volker_squareVolker Rothe is “Technical Lead Engineer Regulatory” at Adam Opel AG. He is responsible for the development and implementation of regulations and standards for electric vehicles. He is the chairperson of the ISO working group on EV safety and a member of various working groups on electric mobility in ISO and IEC. Full bio

 

Electric vehicles fulfil the same high safety requirements as conventional vehicles. In addition, electric vehicle safety standards consider requirements for protection against electric shock, protection against short circuit impact and specific requirements for the safety of propulsion batteries or more general the Rechargeable Energy Storage System – RESS.

Vehicle safety standards should be performance-based and avoid design restrictions to allow technical progress. They are developed based on broad international participation of experts from interested stakeholders.

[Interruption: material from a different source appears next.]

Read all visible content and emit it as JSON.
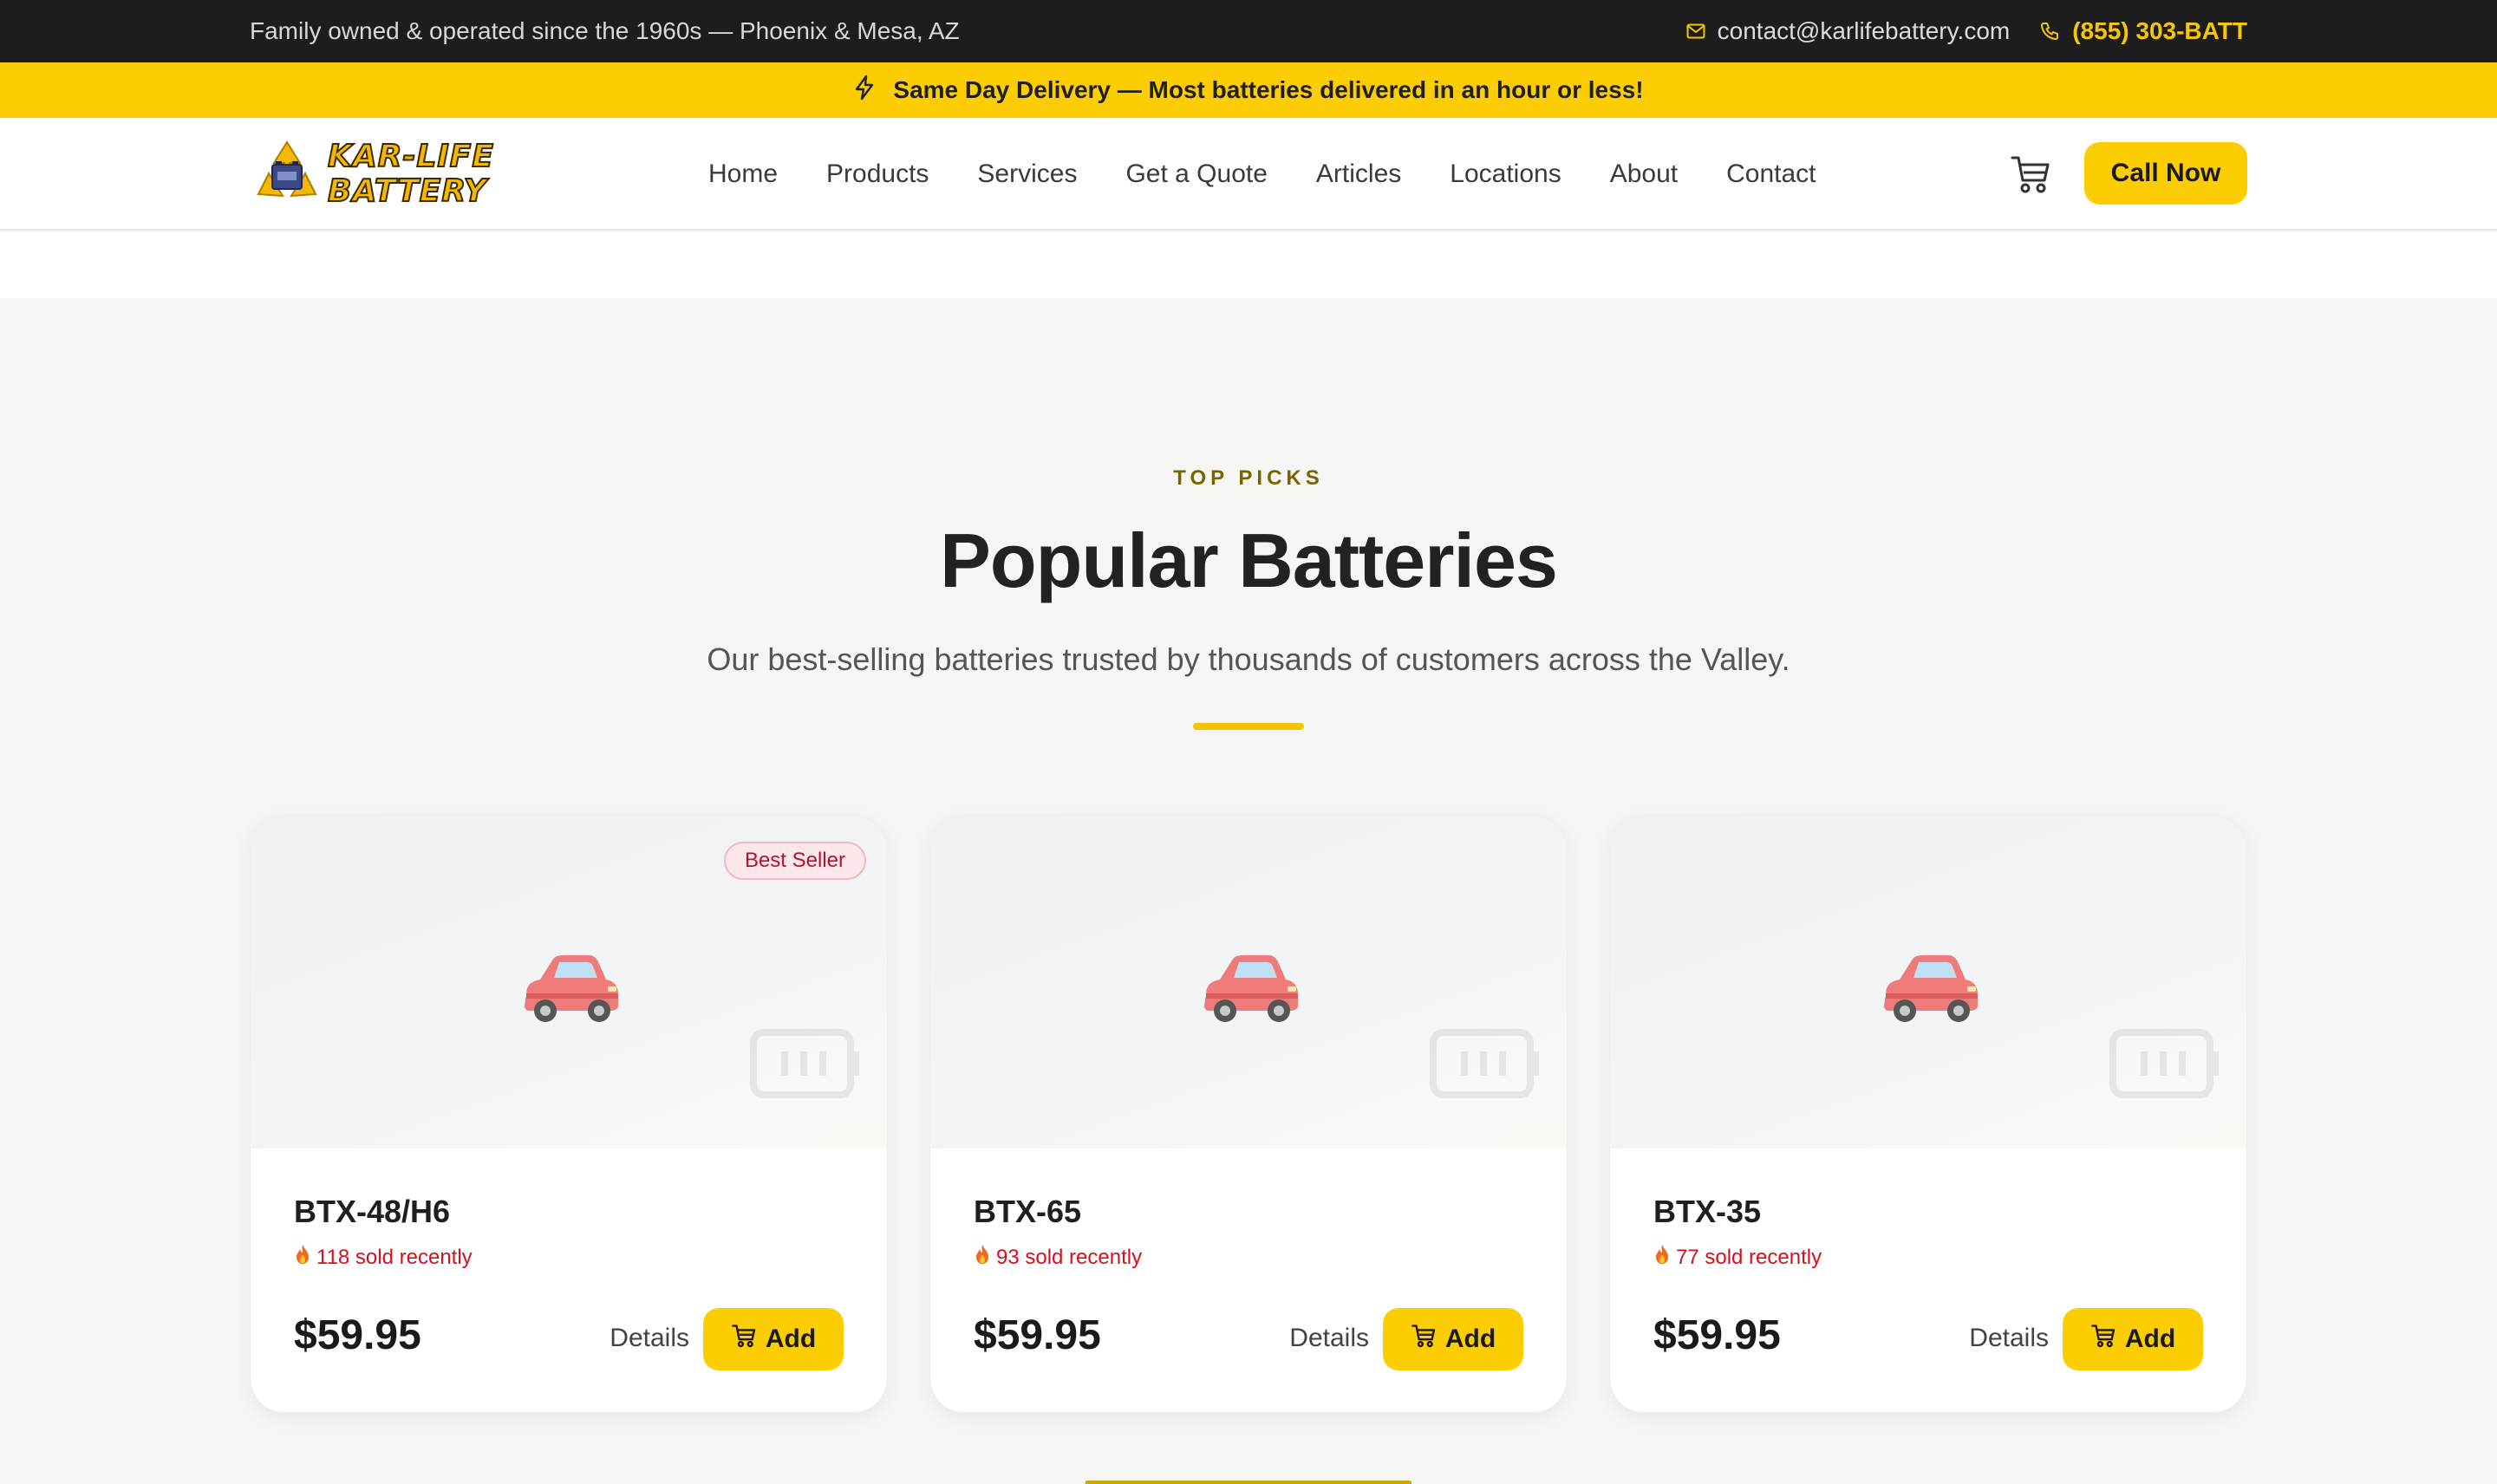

Vehicle safety standards support the development of useful harmonised vehicle safety regulations.

The standard series ISO 6469 “Electrically propelled road vehicles – Safety specifications” contains the following parts:

  • Part 1: On-board Rechargeable Energy Storage System – RESS
  • Part 2: Vehicle operational safety means and protection against failures
  • Part 3: Protection of persons against electric shock
  • Part 4: Post-crash electrical safety

This part 4 specifies electrical safety requirements for vehicle post-crash conditions. It applies to vehicle electric circuits with maximum working voltages according to voltage class B (30-1000 VAC or 60-1500 VDC). The electrical safety requirements apply to applicable vehicles in accordance with the existing crash test procedures of each country or region. The standard does not specify any crash test procedure.

For electric shock protection, at least one of the “Four Criteria” shall be met:

  • Absence of High Voltage (above 30 VAC or 60 VDC)
  • Low Electrical Energy (0.2 Joules)
  • Physical Protection: Protection against direct contact (IPXXB) and protection against indirect contact (potential equalization < 0.1 Ω)
  • Isolation resistance of at least 100 Ω/volt for DC buses and 500 Ω/volt for AC buses

In addition, protection regarding potential over-currents shall be provided.

Electrolyte leakage is not allowed to spill into the passenger compartment and limited to 5 l outside the passenger compartment.

The UN regulations for specific crash tests No. 12 (steering mechanism), No. 94 (frontal collision) and No. 95 (lateral collision) contain requirements for electric shock protection and electrolyte leakage analogical to ISO 6469-4.
In addition, the following requirements on RESS retention are specified:

  • RESS located inside the passenger compartment shall remain in the location in which they are installed and RESS components shall remain inside RESS boundaries.
  • No part of any RESS that is located outside the passenger compartment shall enter the passenger compartment during the test procedures.

The new draft Global Technical Regulation (GTR) on Electric Vehicle Safety in principle contains the same requirements on electric shock protection and electrolyte leakage as the above-mentioned UN regulations. Independent from specific vehicle crash tests it allows to demonstrate compliance on RESS level through specified tests on mechanical impact and mechanical integrity.

In the case of non-aqueous electrolyte RESS, there shall be no liquid electrolyte leakage from the RESS into the passenger compartment or luggage compartment and no liquid electrolyte leakage to outside the vehicle.

To address the fire hazard, one hour after the crash test there shall be no fire of the REESS.

As a result of intensive discussions in standards development organisations and regulatory groups, there is a general consistency of EV post-crash requirements in ISO standards and international regulations.

By Volker Rothe, Adam Opel AG, Product Regulations

Leave a Comment